▸ **PROBLEM TO SOLVE**: Word for word, quote the lines from the one containing "Enumerate this screenshot's" to the end of the entries below, including both. Leave pictures out.

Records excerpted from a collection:
━━━━━━

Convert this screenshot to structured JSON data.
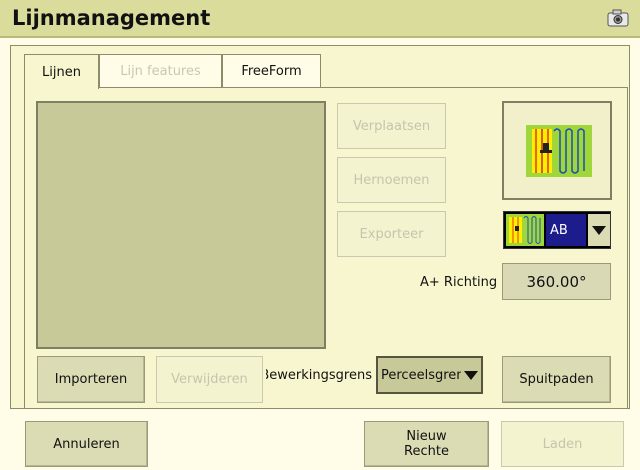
{
  "window": {
    "title": "Lijnmanagement",
    "title_icon": "camera-icon"
  },
  "tabs": [
    {
      "label": "Lijnen",
      "active": true,
      "enabled": true
    },
    {
      "label": "Lijn features",
      "active": false,
      "enabled": false
    },
    {
      "label": "FreeForm",
      "active": false,
      "enabled": true
    }
  ],
  "line_list": {
    "items": []
  },
  "actions": {
    "move": "Verplaatsen",
    "rename": "Hernoemen",
    "export": "Exporteer"
  },
  "preview": {
    "icon": "field-lines-preview-icon"
  },
  "line_type": {
    "selected": "AB",
    "icon": "ab-line-icon"
  },
  "direction": {
    "label": "A+ Richting",
    "value": "360.00°"
  },
  "bottom_row": {
    "import": "Importeren",
    "delete": "Verwijderen",
    "boundary_label": "Bewerkingsgrens",
    "boundary_value": "Perceelsgrens",
    "spray_paths": "Spuitpaden"
  },
  "footer": {
    "cancel": "Annuleren",
    "new_line_line1": "Nieuw",
    "new_line_line2": "Rechte",
    "load": "Laden"
  },
  "colors": {
    "titlebar": "#d9dc9b",
    "background": "#fffde7",
    "panel": "#f7f6ce",
    "button": "#dcdcb4",
    "list": "#c8c998",
    "accent_blue": "#1c1c8c"
  }
}
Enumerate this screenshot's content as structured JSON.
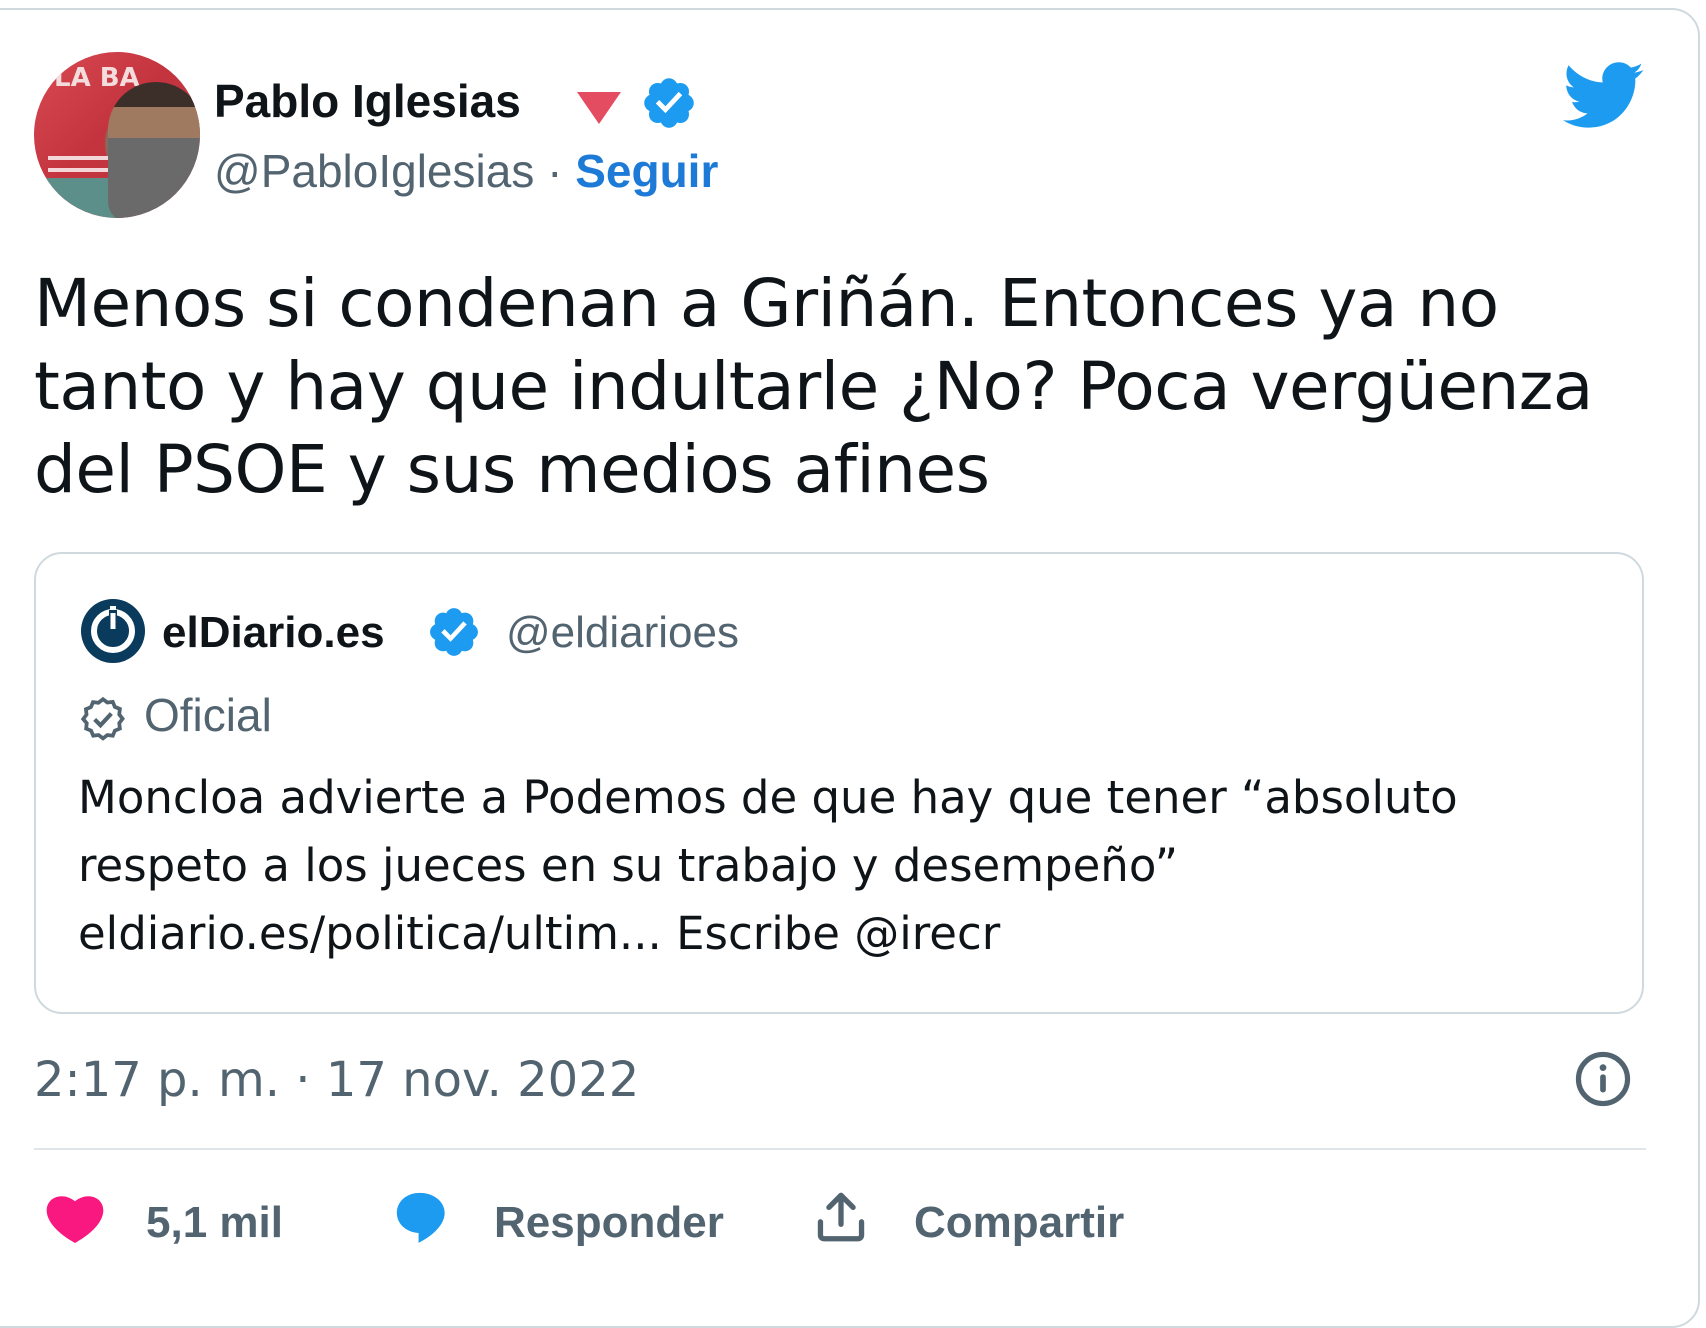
{
  "author": {
    "name": "Pablo Iglesias",
    "handle": "@PabloIglesias",
    "separator": "·",
    "follow_label": "Seguir",
    "avatar_text": "LA BA"
  },
  "tweet": {
    "text": "Menos si condenan a Griñán. Entonces ya no tanto y hay que indultarle ¿No? Poca vergüenza del PSOE y sus medios afines",
    "timestamp": "2:17 p. m. · 17 nov. 2022"
  },
  "quoted": {
    "name": "elDiario.es",
    "handle": "@eldiarioes",
    "label": "Oficial",
    "text": "Moncloa advierte a Podemos de que hay que tener “absoluto respeto a los jueces en su trabajo y desempeño” eldiario.es/politica/ultim... Escribe @irecr"
  },
  "actions": {
    "likes": "5,1 mil",
    "reply": "Responder",
    "share": "Compartir"
  },
  "colors": {
    "accent": "#1d9bf0",
    "follow": "#1d7bd7",
    "like": "#f91880",
    "muted": "#536471",
    "verified": "#1d9bf0",
    "party_triangle": "#e44c62",
    "eldiario_logo": "#0a3a5c"
  },
  "icons": [
    "verified-badge-icon",
    "party-triangle-icon",
    "twitter-bird-icon",
    "eldiario-logo-icon",
    "official-badge-icon",
    "info-icon",
    "heart-icon",
    "reply-bubble-icon",
    "share-icon"
  ]
}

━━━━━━

▸ **TASK RESPONSE**:
Enumerate this screenshot's content as structured JSON.
{
  "author": {
    "name": "Pablo Iglesias",
    "handle": "@PabloIglesias",
    "separator": "·",
    "follow_label": "Seguir",
    "avatar_text": "LA BA"
  },
  "tweet": {
    "text": "Menos si condenan a Griñán. Entonces ya no tanto y hay que indultarle ¿No? Poca vergüenza del PSOE y sus medios afines",
    "timestamp": "2:17 p. m. · 17 nov. 2022"
  },
  "quoted": {
    "name": "elDiario.es",
    "handle": "@eldiarioes",
    "label": "Oficial",
    "text": "Moncloa advierte a Podemos de que hay que tener “absoluto respeto a los jueces en su trabajo y desempeño” eldiario.es/politica/ultim... Escribe @irecr"
  },
  "actions": {
    "likes": "5,1 mil",
    "reply": "Responder",
    "share": "Compartir"
  },
  "colors": {
    "accent": "#1d9bf0",
    "follow": "#1d7bd7",
    "like": "#f91880",
    "muted": "#536471",
    "verified": "#1d9bf0",
    "party_triangle": "#e44c62",
    "eldiario_logo": "#0a3a5c"
  },
  "icons": [
    "verified-badge-icon",
    "party-triangle-icon",
    "twitter-bird-icon",
    "eldiario-logo-icon",
    "official-badge-icon",
    "info-icon",
    "heart-icon",
    "reply-bubble-icon",
    "share-icon"
  ]
}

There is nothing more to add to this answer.